Data items:
··········
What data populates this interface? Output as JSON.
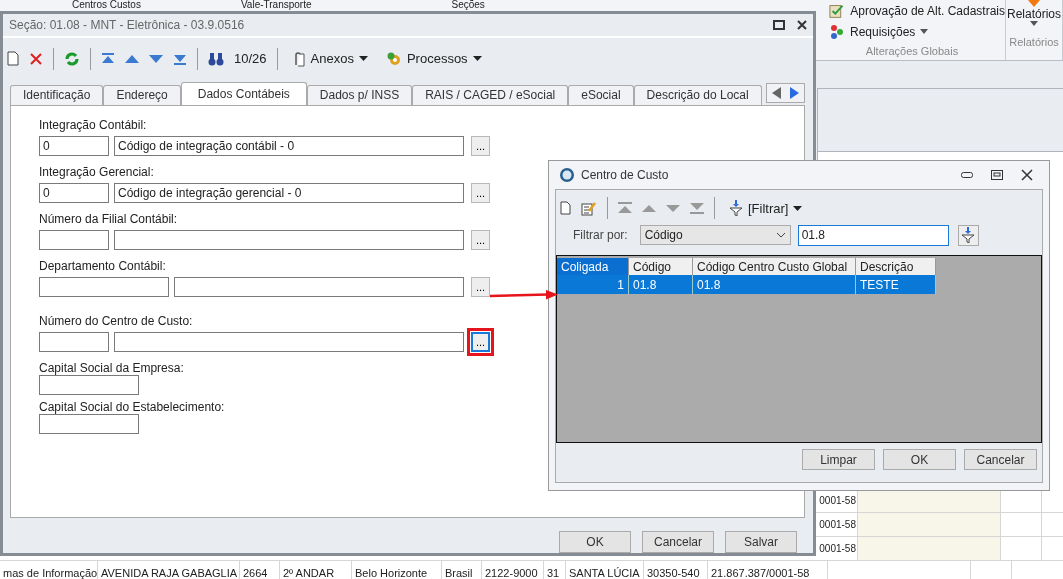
{
  "ribbon": {
    "top_items": [
      {
        "label": "Centros Custos"
      },
      {
        "label": "Vale-Transporte"
      },
      {
        "label": "Seções"
      }
    ],
    "approval": "Aprovação de Alt. Cadastrais",
    "requests": "Requisições",
    "group_label": "Alterações Globais",
    "reports_button": "Relatórios",
    "reports_group": "Relatórios"
  },
  "background_grid": {
    "partial_cells": [
      "0001-58",
      "0001-58",
      "0001-58"
    ],
    "last_row": [
      "mas de Informação",
      "AVENIDA RAJA GABAGLIA",
      "2664",
      "2º ANDAR",
      "Belo Horizonte",
      "Brasil",
      "2122-9000",
      "31",
      "SANTA LÚCIA",
      "30350-540",
      "21.867.387/0001-58"
    ]
  },
  "main_window": {
    "title": "Seção: 01.08 - MNT - Eletrônica - 03.9.0516",
    "toolbar": {
      "counter": "10/26",
      "menus": [
        "Anexos",
        "Processos"
      ]
    },
    "tabs": [
      {
        "label": "Identificação",
        "selected": false
      },
      {
        "label": "Endereço",
        "selected": false
      },
      {
        "label": "Dados Contábeis",
        "selected": true
      },
      {
        "label": "Dados p/ INSS",
        "selected": false
      },
      {
        "label": "RAIS / CAGED / eSocial",
        "selected": false
      },
      {
        "label": "eSocial",
        "selected": false
      },
      {
        "label": "Descrição do Local",
        "selected": false
      }
    ],
    "fields": [
      {
        "kind": "lookup",
        "label": "Integração Contábil:",
        "code": "0",
        "description": "Código de integração contábil - 0",
        "button": "...",
        "highlighted": false
      },
      {
        "kind": "lookup",
        "label": "Integração Gerencial:",
        "code": "0",
        "description": "Código de integração gerencial - 0",
        "button": "...",
        "highlighted": false
      },
      {
        "kind": "lookup",
        "label": "Número da Filial Contábil:",
        "button": "...",
        "highlighted": false
      },
      {
        "kind": "lookup-wide",
        "label": "Departamento Contábil:",
        "button": "...",
        "highlighted": false
      },
      {
        "kind": "lookup",
        "label": "Número do Centro de Custo:",
        "button": "...",
        "highlighted": true
      },
      {
        "kind": "value",
        "label": "Capital Social da Empresa:"
      },
      {
        "kind": "value",
        "label": "Capital Social do Estabelecimento:"
      }
    ],
    "buttons": [
      "OK",
      "Cancelar",
      "Salvar"
    ]
  },
  "lookup_dialog": {
    "title": "Centro de Custo",
    "filter_menu": "[Filtrar]",
    "filter_label": "Filtrar por:",
    "filter_field": "Código",
    "filter_value": "01.8",
    "columns": [
      {
        "label": "Coligada",
        "selected": true
      },
      {
        "label": "Código",
        "selected": false
      },
      {
        "label": "Código Centro Custo Global",
        "selected": false
      },
      {
        "label": "Descrição",
        "selected": false
      }
    ],
    "rows": [
      {
        "cells": [
          "1",
          "01.8",
          "01.8",
          "TESTE"
        ],
        "selected": true
      }
    ],
    "buttons": [
      "Limpar",
      "OK",
      "Cancelar"
    ]
  }
}
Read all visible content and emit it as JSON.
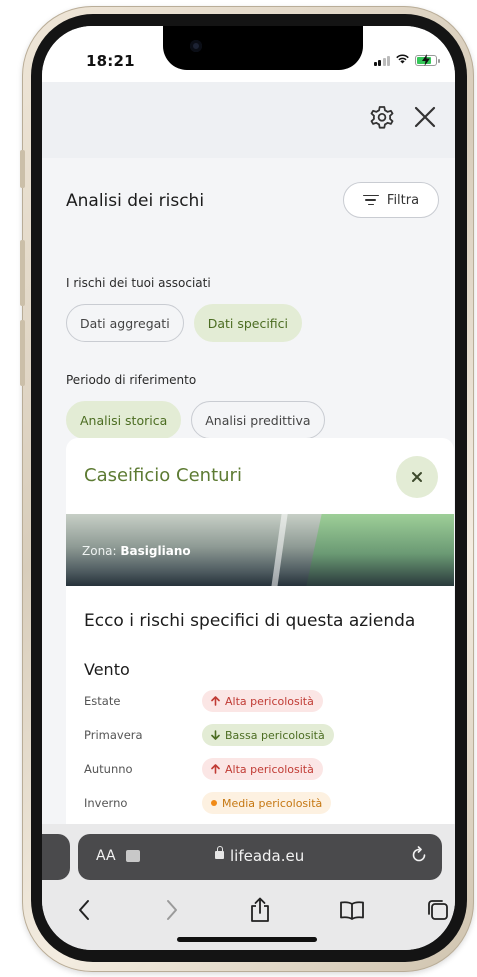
{
  "status_bar": {
    "time": "18:21",
    "battery_level": 0.7,
    "charging": true
  },
  "header": {
    "icons": [
      "gear-icon",
      "close-icon"
    ]
  },
  "page": {
    "title": "Analisi dei rischi",
    "filter_label": "Filtra"
  },
  "associates_section": {
    "label": "I rischi dei tuoi associati",
    "chips": [
      {
        "label": "Dati aggregati",
        "active": false
      },
      {
        "label": "Dati specifici",
        "active": true
      }
    ]
  },
  "period_section": {
    "label": "Periodo di riferimento",
    "chips": [
      {
        "label": "Analisi storica",
        "active": true
      },
      {
        "label": "Analisi predittiva",
        "active": false
      }
    ]
  },
  "card": {
    "company_name": "Caseificio Centuri",
    "zone_prefix": "Zona:",
    "zone_name": "Basigliano",
    "heading": "Ecco i rischi specifici di questa azienda",
    "category": "Vento",
    "risks": [
      {
        "season": "Estate",
        "level": "Alta pericolosità",
        "type": "alta",
        "icon": "arrow-up-icon"
      },
      {
        "season": "Primavera",
        "level": "Bassa pericolosità",
        "type": "bassa",
        "icon": "arrow-down-icon"
      },
      {
        "season": "Autunno",
        "level": "Alta pericolosità",
        "type": "alta",
        "icon": "arrow-up-icon"
      },
      {
        "season": "Inverno",
        "level": "Media pericolosità",
        "type": "media",
        "icon": "dot-icon"
      }
    ]
  },
  "browser": {
    "text_size_label": "AA",
    "url": "lifeada.eu"
  },
  "colors": {
    "accent_green": "#5d7b33",
    "chip_active_bg": "#e3ecd5",
    "danger_red": "#c03b34",
    "warning_orange": "#f08a16"
  }
}
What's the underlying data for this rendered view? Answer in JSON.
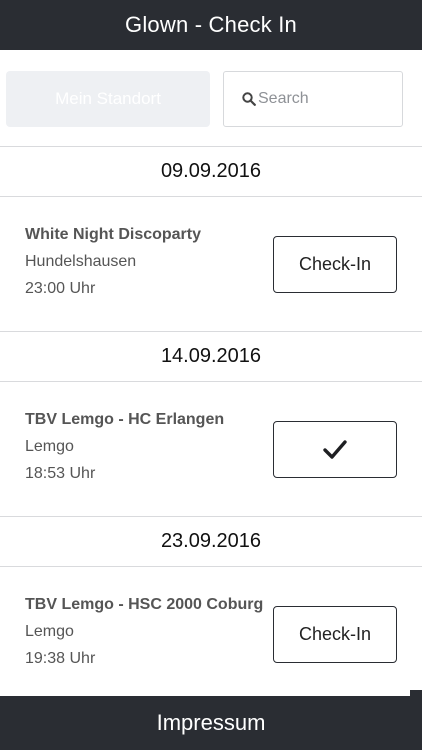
{
  "header": {
    "title": "Glown - Check In"
  },
  "controls": {
    "location_label": "Mein Standort",
    "search_placeholder": "Search"
  },
  "sections": [
    {
      "date": "09.09.2016",
      "event": {
        "title": "White Night Discoparty",
        "place": "Hundelshausen",
        "time": "23:00 Uhr",
        "button_label": "Check-In",
        "checked_in": false
      }
    },
    {
      "date": "14.09.2016",
      "event": {
        "title": "TBV Lemgo - HC Erlangen",
        "place": "Lemgo",
        "time": "18:53 Uhr",
        "button_label": "",
        "checked_in": true
      }
    },
    {
      "date": "23.09.2016",
      "event": {
        "title": "TBV Lemgo - HSC 2000 Coburg",
        "place": "Lemgo",
        "time": "19:38 Uhr",
        "button_label": "Check-In",
        "checked_in": false
      }
    }
  ],
  "footer": {
    "label": "Impressum"
  },
  "colors": {
    "bar": "#2a2d33",
    "divider": "#d9dadd"
  }
}
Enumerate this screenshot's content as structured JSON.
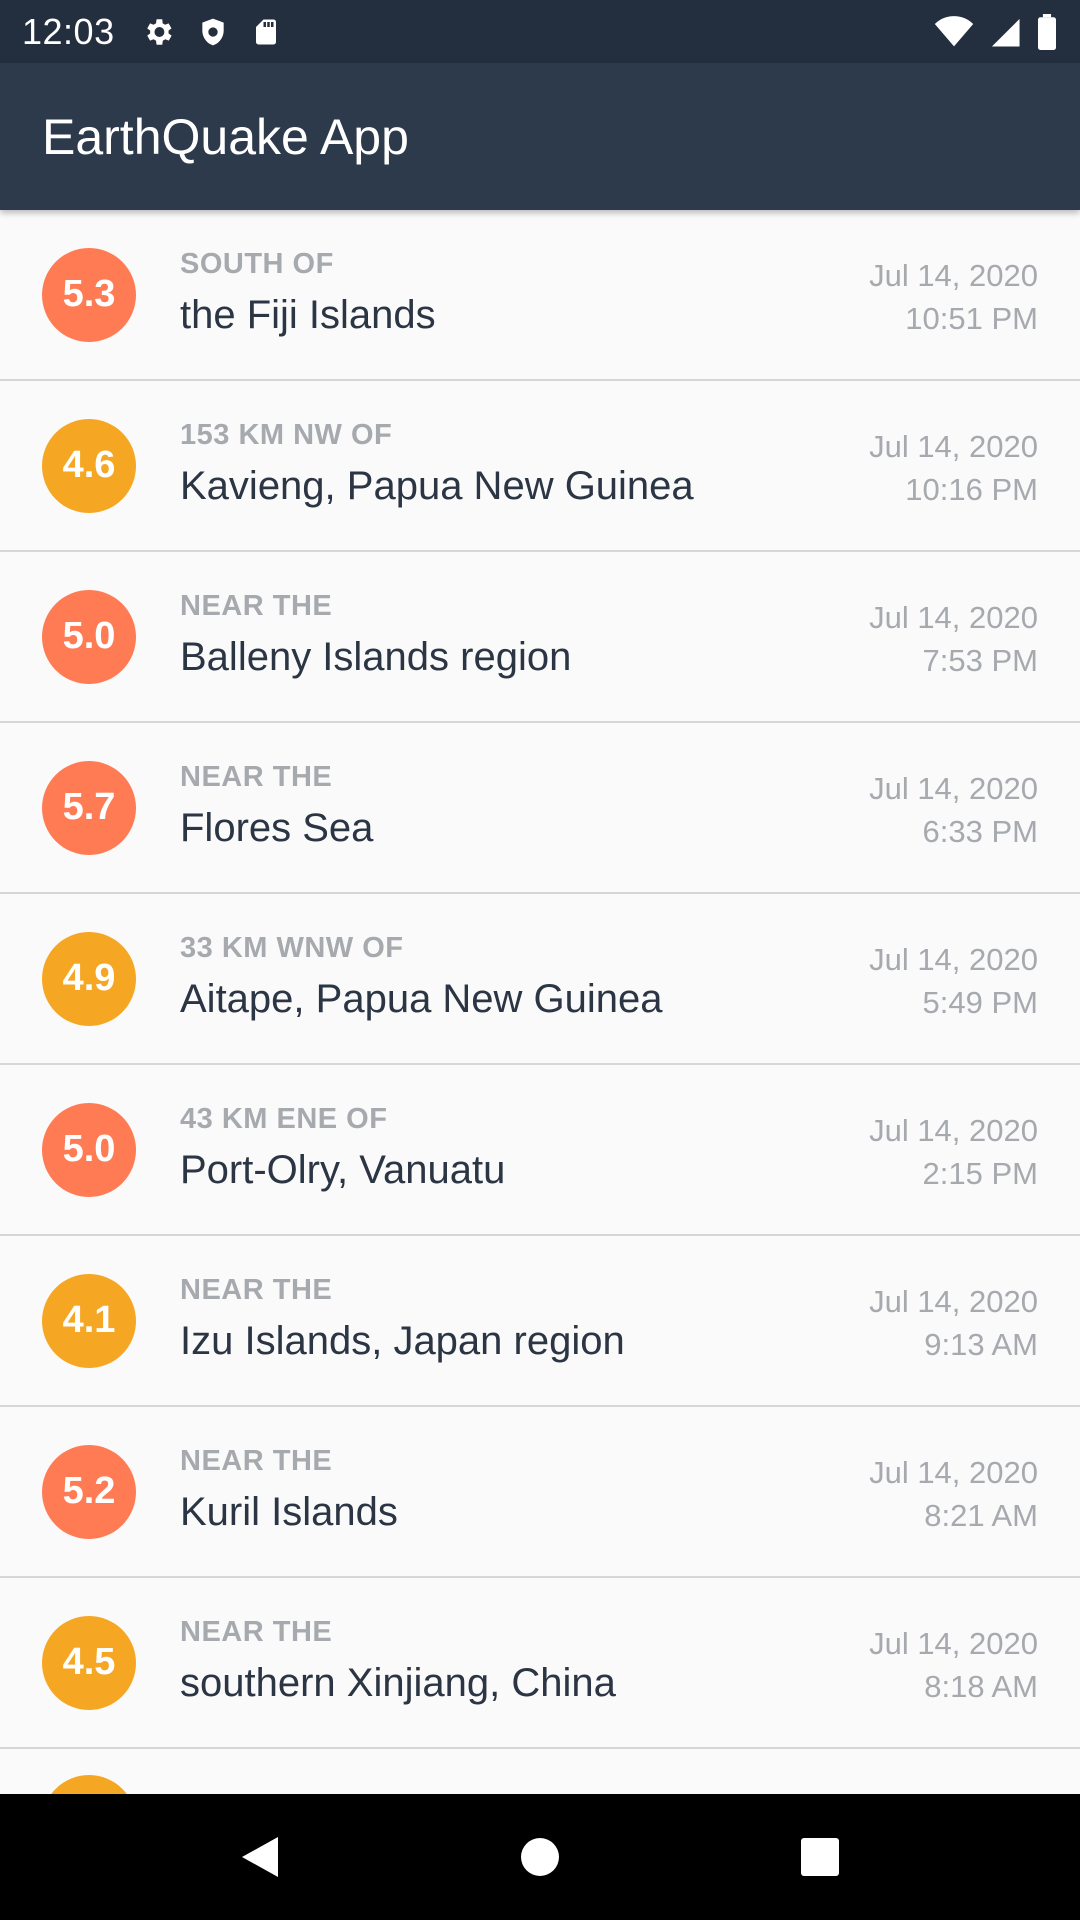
{
  "status_bar": {
    "time": "12:03",
    "left_icons": [
      "gear-icon",
      "shield-icon",
      "sd-card-icon"
    ],
    "right_icons": [
      "wifi-icon",
      "signal-icon",
      "battery-icon"
    ]
  },
  "app_bar": {
    "title": "EarthQuake App"
  },
  "colors": {
    "status_bar": "#232f3e",
    "app_bar": "#2d3a4b",
    "mag_high": "#ff7b54",
    "mag_mid": "#f5a623"
  },
  "quakes": [
    {
      "magnitude": "5.3",
      "mag_color": "#ff7b54",
      "offset": "SOUTH OF",
      "location": "the Fiji Islands",
      "date": "Jul 14, 2020",
      "time": "10:51 PM"
    },
    {
      "magnitude": "4.6",
      "mag_color": "#f5a623",
      "offset": "153 KM NW OF",
      "location": "Kavieng, Papua New Guinea",
      "date": "Jul 14, 2020",
      "time": "10:16 PM"
    },
    {
      "magnitude": "5.0",
      "mag_color": "#ff7b54",
      "offset": "NEAR THE",
      "location": "Balleny Islands region",
      "date": "Jul 14, 2020",
      "time": "7:53 PM"
    },
    {
      "magnitude": "5.7",
      "mag_color": "#ff7b54",
      "offset": "NEAR THE",
      "location": "Flores Sea",
      "date": "Jul 14, 2020",
      "time": "6:33 PM"
    },
    {
      "magnitude": "4.9",
      "mag_color": "#f5a623",
      "offset": "33 KM WNW OF",
      "location": "Aitape, Papua New Guinea",
      "date": "Jul 14, 2020",
      "time": "5:49 PM"
    },
    {
      "magnitude": "5.0",
      "mag_color": "#ff7b54",
      "offset": "43 KM ENE OF",
      "location": "Port-Olry, Vanuatu",
      "date": "Jul 14, 2020",
      "time": "2:15 PM"
    },
    {
      "magnitude": "4.1",
      "mag_color": "#f5a623",
      "offset": "NEAR THE",
      "location": "Izu Islands, Japan region",
      "date": "Jul 14, 2020",
      "time": "9:13 AM"
    },
    {
      "magnitude": "5.2",
      "mag_color": "#ff7b54",
      "offset": "NEAR THE",
      "location": "Kuril Islands",
      "date": "Jul 14, 2020",
      "time": "8:21 AM"
    },
    {
      "magnitude": "4.5",
      "mag_color": "#f5a623",
      "offset": "NEAR THE",
      "location": "southern Xinjiang, China",
      "date": "Jul 14, 2020",
      "time": "8:18 AM"
    }
  ],
  "partial_item": {
    "mag_color": "#f5a623"
  },
  "nav_bar": {
    "buttons": [
      "back-icon",
      "home-icon",
      "recents-icon"
    ]
  }
}
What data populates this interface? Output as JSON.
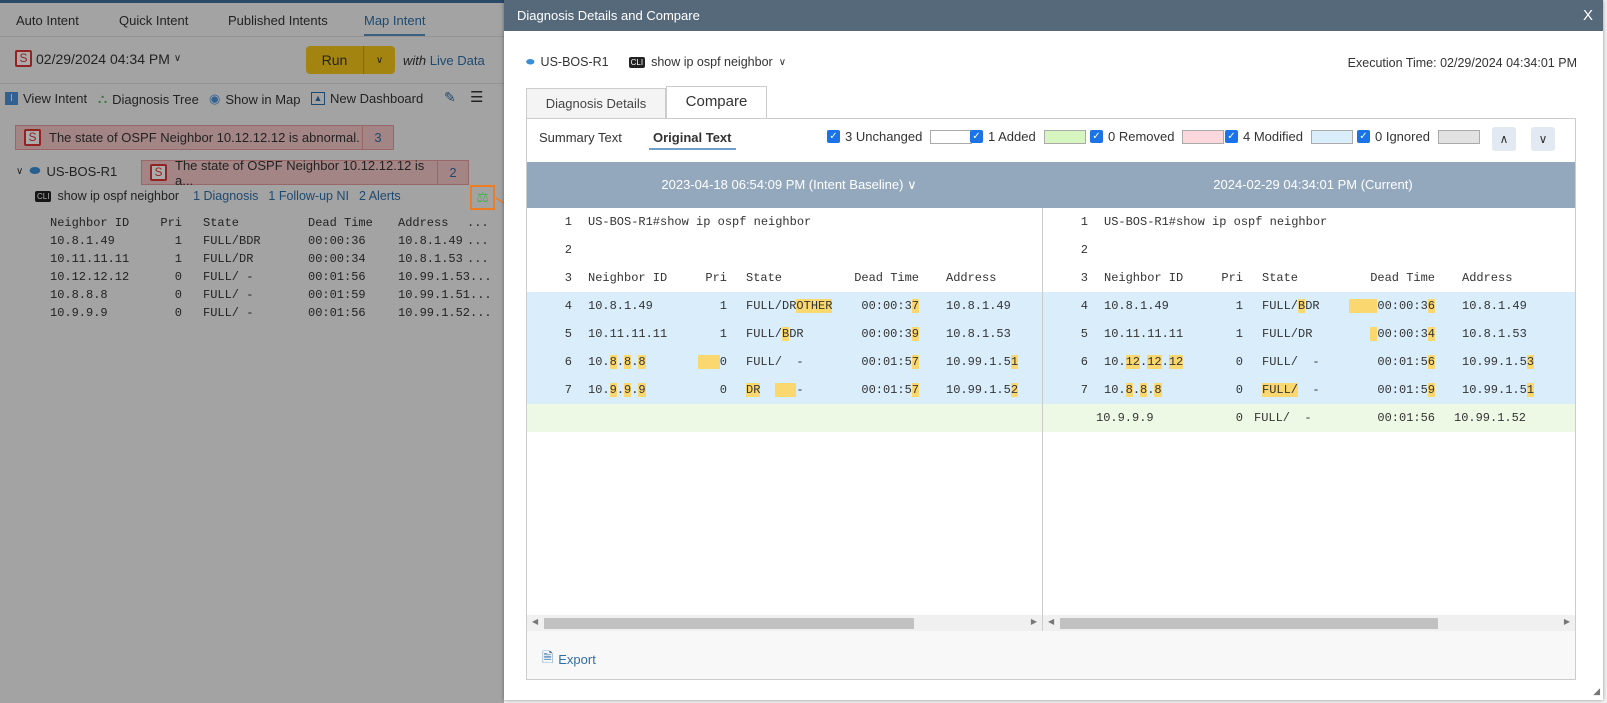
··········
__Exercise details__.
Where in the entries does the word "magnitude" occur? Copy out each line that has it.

__Expected answer__.
      "magnitude": "5.3",
      "magnitude": "4.6",
      "magnitude": "5.0",
      "magnitude": "5.7",
      "magnitude": "4.9",
      "magnitude": "5.0",
      "magnitude": "4.1",
      "magnitude": "5.2",
      "magnitude": "4.5",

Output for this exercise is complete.